Here’s a look at today’s headlines:

Raul Turrieta, chairperson for the 6th Annual James H. Pirtle Walk for the Heroes, 2015, told the Silver City Town Council at its Aug. 11 meeting, the event would be held on Sept. 26. The Walk is a community-driven fundraiser in support of local military families, a news release said, and honors James H. Pirtle, Army Specialist, who was killed in Iraq on Oct. 4, 2003. Approximately 1,945 veterans live in Grant County, with about 25 being 100% disabled, according to Turrieta.  The Walk this year, Turrieta said, will be from Hurley to Bataan Memorial Park near Santa Clara and will start at 9 a.m., with registration beginning at 7 a.m.

The Summit Healthcare business center and Ultimate Fitness are conducting the fourth annual School Supply Drive in Deming.  The fitness center is now accepting donations of school supplies.  Drop-off boxes can be found at Mango Maddie’s Ultimate Fitness, Summit Healthcare and Summit Rehabilitation.

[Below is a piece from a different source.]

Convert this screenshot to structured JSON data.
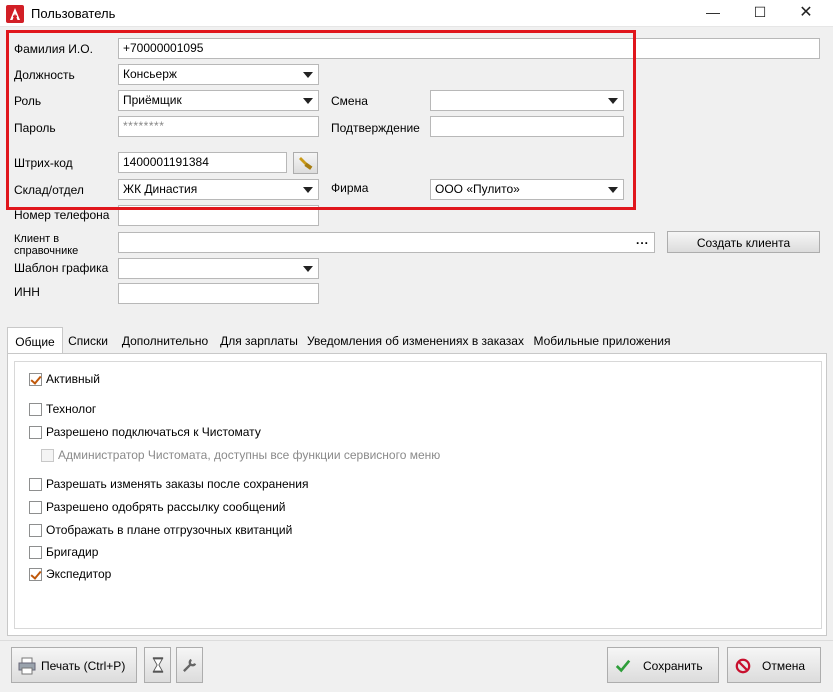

With New Mexico’s students heading back to school, Governor Susana Martinez announced Mondayan online tutoring service to help them succeed in the classroom. Students can access the service – called Brainfuse – with the click of a mouse, allowing them to connect with tutors in real-time.  “I believe that every child can learn, and I am committed to giving them the tools they need to help them succeed,” Governor Martinez said. “With this online service, our kids can work one-on-one with professional tutors when they need help with their homework. This ensures that they continue to get the help they need even when they are away from the classroom.”

First District Judge Francis Mathew ruled today against the New Mexico Public Education Department (PED) in its attempt to dismiss a law suit brought by the National Education Association- New Mexico (NEA-NM).  The NEA-NM lawsuit, which seeks to nullify the Teacher Evaluation system imposed by the PED was filed in September, 2014. The lawsuit claims Secretary Skandera has usurped the authority of local school districts in an unconstitutional move to determine evaluation policies and procedures. While no date was set for the trial, the Judge ruled the parties may proceed with discovery.  This ruling comes on the heels of an earlier win by NEA-NM that the PED violated the “Inspection of Public Records Act” when it failed for many months to disclose data to prove a statement that the teacher evaluation system put in place under the Richardson administration had failed because it determined that more than 99% of all teachers were proficient.